September was childhood cancer awareness month, but childhood cancer devastates families year round. Emanuel and Angie Reese have focused on enhancing their son Jaisyn’s quality of life after he was diagnosed with Diffuse Intrinsic Pontine Glioma (DIPG) in January. The Reese family has also advocated passionately for increased pediatric (childhood) cancer research.
There is no cure for DIPG, radiation treatment may extend a child’s life for an average of 9 to 12 months. DIPG is a tumor located in the pons of the brain stem. The cancer is said to “spread like sand”. It has a 0% survival rate. Angie said it’s hard to talk about Jaisyn’s condition. It is nearly impossible to find the words to help people understand the gravity of his condition and the severity of his prognosis while still trying to embrace hope.
For children battling DIPG, the goal is to sustain quality of life and make every day count. DIPG is a terminal diagnosis. Doctors gave Jaisyn 9 to 12 months when he was first diagnosed in January. Angie said, “People don’t understand. This will take his life. We don’t know when. Nobody knows, but it will.”

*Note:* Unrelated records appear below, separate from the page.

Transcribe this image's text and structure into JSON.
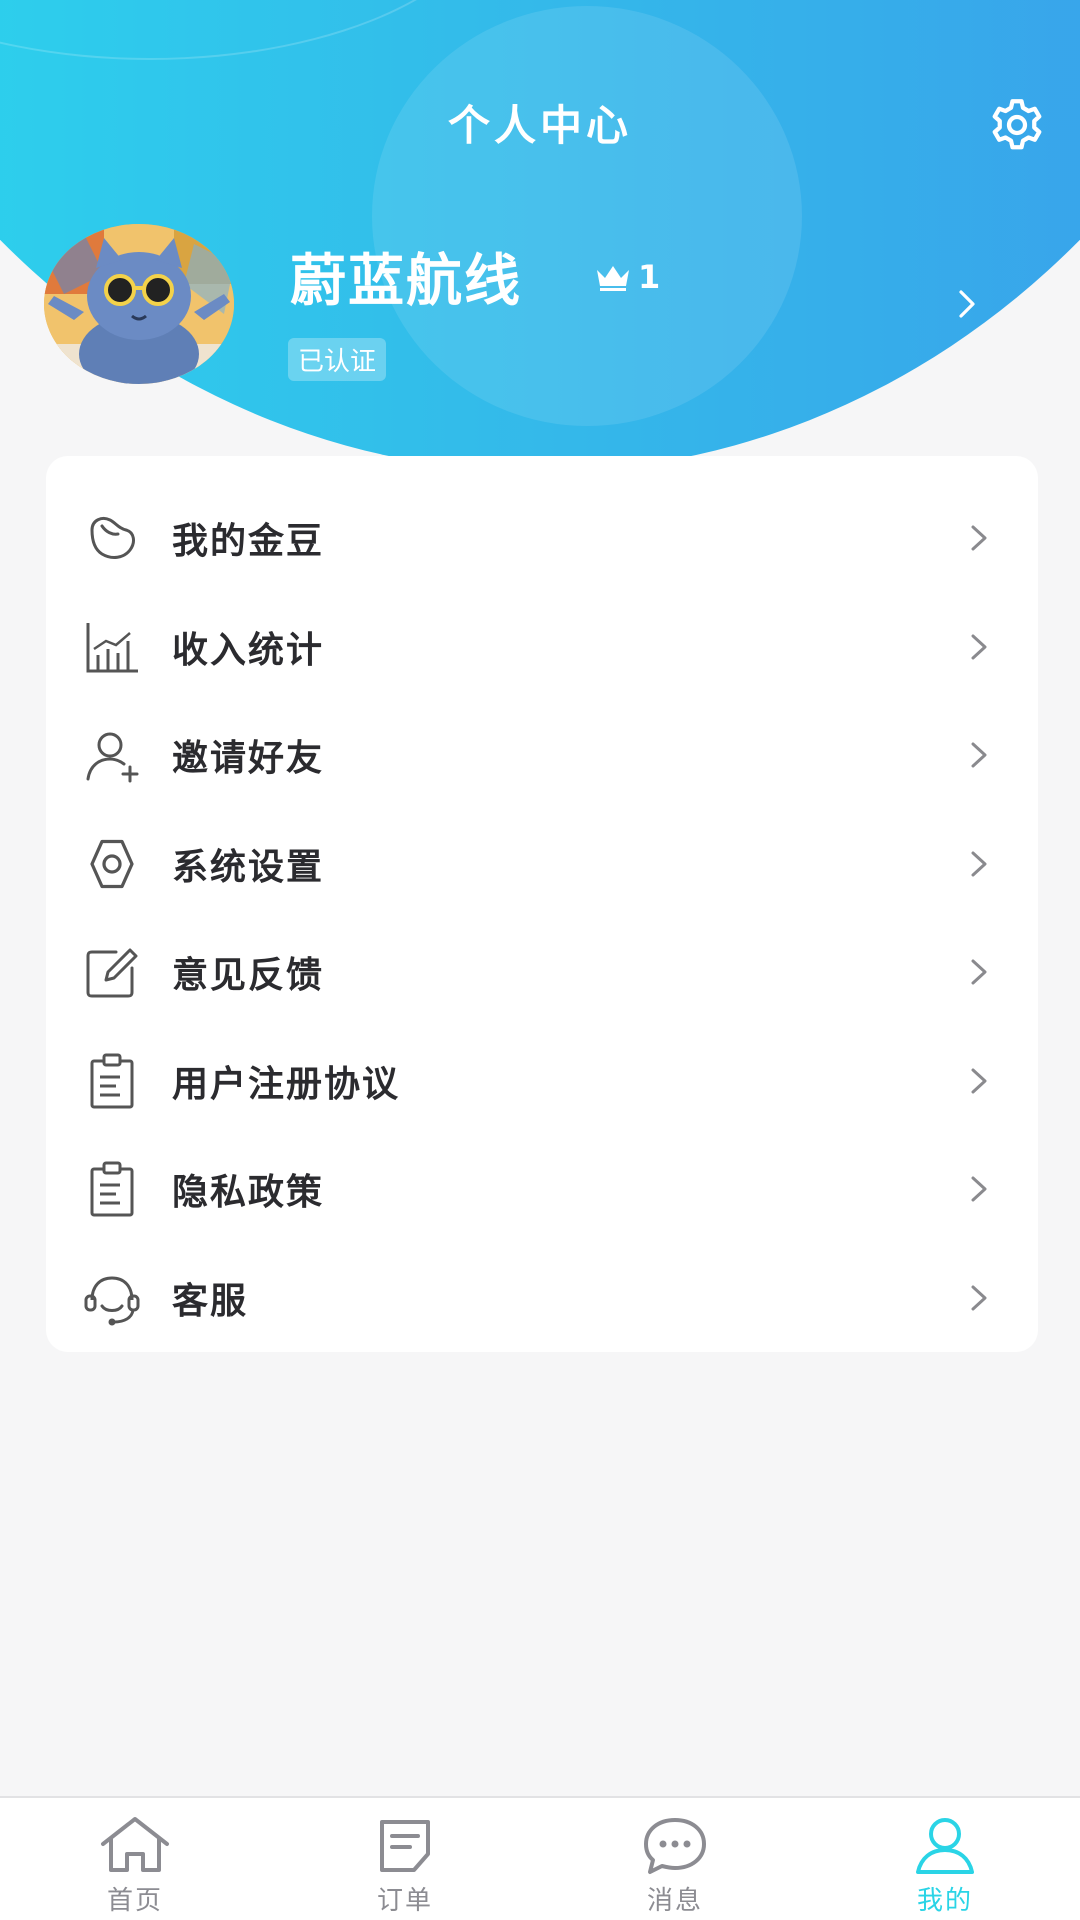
{
  "header": {
    "title": "个人中心",
    "settings_icon": "gear-icon"
  },
  "profile": {
    "name": "蔚蓝航线",
    "level": "1",
    "level_icon": "crown-icon",
    "verified": "已认证"
  },
  "menu": {
    "items": [
      {
        "label": "我的金豆",
        "icon": "bean-icon"
      },
      {
        "label": "收入统计",
        "icon": "bar-chart-icon"
      },
      {
        "label": "邀请好友",
        "icon": "user-plus-icon"
      },
      {
        "label": "系统设置",
        "icon": "gear-icon"
      },
      {
        "label": "意见反馈",
        "icon": "edit-icon"
      },
      {
        "label": "用户注册协议",
        "icon": "clipboard-icon"
      },
      {
        "label": "隐私政策",
        "icon": "clipboard-icon"
      },
      {
        "label": "客服",
        "icon": "headset-icon"
      }
    ]
  },
  "tabs": [
    {
      "label": "首页",
      "icon": "home-icon",
      "active": false
    },
    {
      "label": "订单",
      "icon": "order-icon",
      "active": false
    },
    {
      "label": "消息",
      "icon": "message-icon",
      "active": false
    },
    {
      "label": "我的",
      "icon": "user-icon",
      "active": true
    }
  ],
  "colors": {
    "header_gradient_start": "#2ad8ee",
    "header_gradient_end": "#3a9ceb",
    "accent": "#2ad4e6",
    "menu_text": "#2b2b2f",
    "inactive_tab": "#8c8c92"
  }
}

DIPG accounts for 10% of all childhood central nervous system tumors with approximately 300 children in the United States alone being diagnosed with it every year. Brain cancer is the most deadly of childhood cancers and receives only a small portion of the 4% of funding allocated for all pediatric cancers by the National Cancer Institute.
Astronaut Neil Armstrong’s daughter, Karen, died from DIPG in 1962 when she was two years old. In nearly six decades, almost no progress has been made against this disease. Due to funding allocations going largely to other and adult cancers, limited research has been done on the disease and standard treatment options have not changed or improved.
Angie said, “To me, that’s not okay.”
Radiation to prolong life is the still the standard treatment with an average of 9 to 10 months. Clinical trials are a parent’s only current hope at this point. “These are parents that are grasping for anything to save their kids.”
DIPG Awareness Resolution (H. Res. 114) is a resolution, not a law, expressing support for the designation of DIPG Awareness Day. It also encourages that the years of life lost, and the mortality rates associated with certain types of cancers be taken into consideration when cancer types are prioritized for research grants that use government and private funds. (congress.gov)
Emanuel supports an advocacy group made up of families who have lost a child to DIPG, Moonshot4Kids, that has been actively advocating for H. Res. 114. More detailed information about Moonshot4kids can be found at www.moonshot4kids.org.
250 children die from cancer every day around the globe. Angie said, “250 families every single night put their kids to bed for the last time because they will die from cancer. Every night.”
Angie has sympathy for adults battling cancer, but expresses frustration that more is not being done to advocate for children. “I’ve watched my family members at an older age go through chemo. I am not knocking adult cancer. My grandma had breast cancer twice. But it’s just the way that everybody flocks to those. These kids are losing on average 70 years of their life. 70 years of their life. Whereas when adults are diagnosed they have gotten to live their life. Some of these cancers are caused by their lifestyle. These kids did nothing. They did nothing. This is why parents get so aggravated.”
Emanuel said, “Many people do not know how little funding goes to childhood cancer research.” It’s a challenge for advocacy groups to convince government leaders and investors that investing in childhood cancer research is more than numbers and money, it’s about saving the lives of children.